Of all the potential consequences of climate change—rising sea levels, desertification, floods—here’s one that may not be on your radar: climate change is producing an abundance of female turtles. As Helen Davidson at The Guardian reports, according to a new study, warmer sands in a certain section of beach along The Great Barrier Reef have caused more than 99 percent of green sea turtles to hatch as female.
The sex of sea turtle hatchlings is not dependent on the passing down of chromosomes, like in humans. Rather, sea turtle sex is a function of incubation temperature. As Ben Guarino at The Washington Post reports, at roughly 85 degrees Fahrenheit, turtle nests produce equal amounts of males and females. A tad cooler and the clutch leans male. A little warmer and embryos develop as females.

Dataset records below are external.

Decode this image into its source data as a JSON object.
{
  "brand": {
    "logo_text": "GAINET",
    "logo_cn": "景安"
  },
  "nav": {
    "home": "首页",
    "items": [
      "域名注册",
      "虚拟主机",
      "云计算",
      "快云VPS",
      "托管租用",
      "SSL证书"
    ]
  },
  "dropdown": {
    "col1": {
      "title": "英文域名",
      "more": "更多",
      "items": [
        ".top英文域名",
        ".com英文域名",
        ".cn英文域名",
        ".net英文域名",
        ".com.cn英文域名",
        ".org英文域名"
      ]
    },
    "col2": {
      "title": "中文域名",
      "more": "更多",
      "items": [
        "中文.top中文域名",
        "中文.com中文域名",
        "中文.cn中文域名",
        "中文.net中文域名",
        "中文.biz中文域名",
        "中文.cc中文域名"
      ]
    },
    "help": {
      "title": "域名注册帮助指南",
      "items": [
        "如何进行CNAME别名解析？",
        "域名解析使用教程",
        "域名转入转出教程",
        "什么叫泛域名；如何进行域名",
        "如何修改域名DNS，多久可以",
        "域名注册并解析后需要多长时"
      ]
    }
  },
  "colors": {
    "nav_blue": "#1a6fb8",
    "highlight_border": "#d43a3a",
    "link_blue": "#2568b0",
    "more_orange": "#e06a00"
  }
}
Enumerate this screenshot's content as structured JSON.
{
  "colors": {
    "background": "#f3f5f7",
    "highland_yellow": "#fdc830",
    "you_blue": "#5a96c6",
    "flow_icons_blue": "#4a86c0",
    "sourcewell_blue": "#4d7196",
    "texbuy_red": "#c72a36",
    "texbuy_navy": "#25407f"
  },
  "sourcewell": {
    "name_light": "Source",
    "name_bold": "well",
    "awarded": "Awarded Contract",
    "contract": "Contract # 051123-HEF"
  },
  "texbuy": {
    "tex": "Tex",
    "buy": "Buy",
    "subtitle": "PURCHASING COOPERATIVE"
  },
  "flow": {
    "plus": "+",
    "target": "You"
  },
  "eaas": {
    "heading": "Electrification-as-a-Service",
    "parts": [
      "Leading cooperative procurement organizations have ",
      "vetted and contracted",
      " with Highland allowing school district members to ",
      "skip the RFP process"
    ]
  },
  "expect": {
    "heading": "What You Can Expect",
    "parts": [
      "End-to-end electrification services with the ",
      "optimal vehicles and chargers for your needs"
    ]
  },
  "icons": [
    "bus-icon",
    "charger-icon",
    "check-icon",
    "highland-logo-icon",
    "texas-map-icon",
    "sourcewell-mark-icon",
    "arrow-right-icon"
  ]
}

But in a new study in the journal Current Biology, researchers found that recent warming has led to an abundance of female turtles in …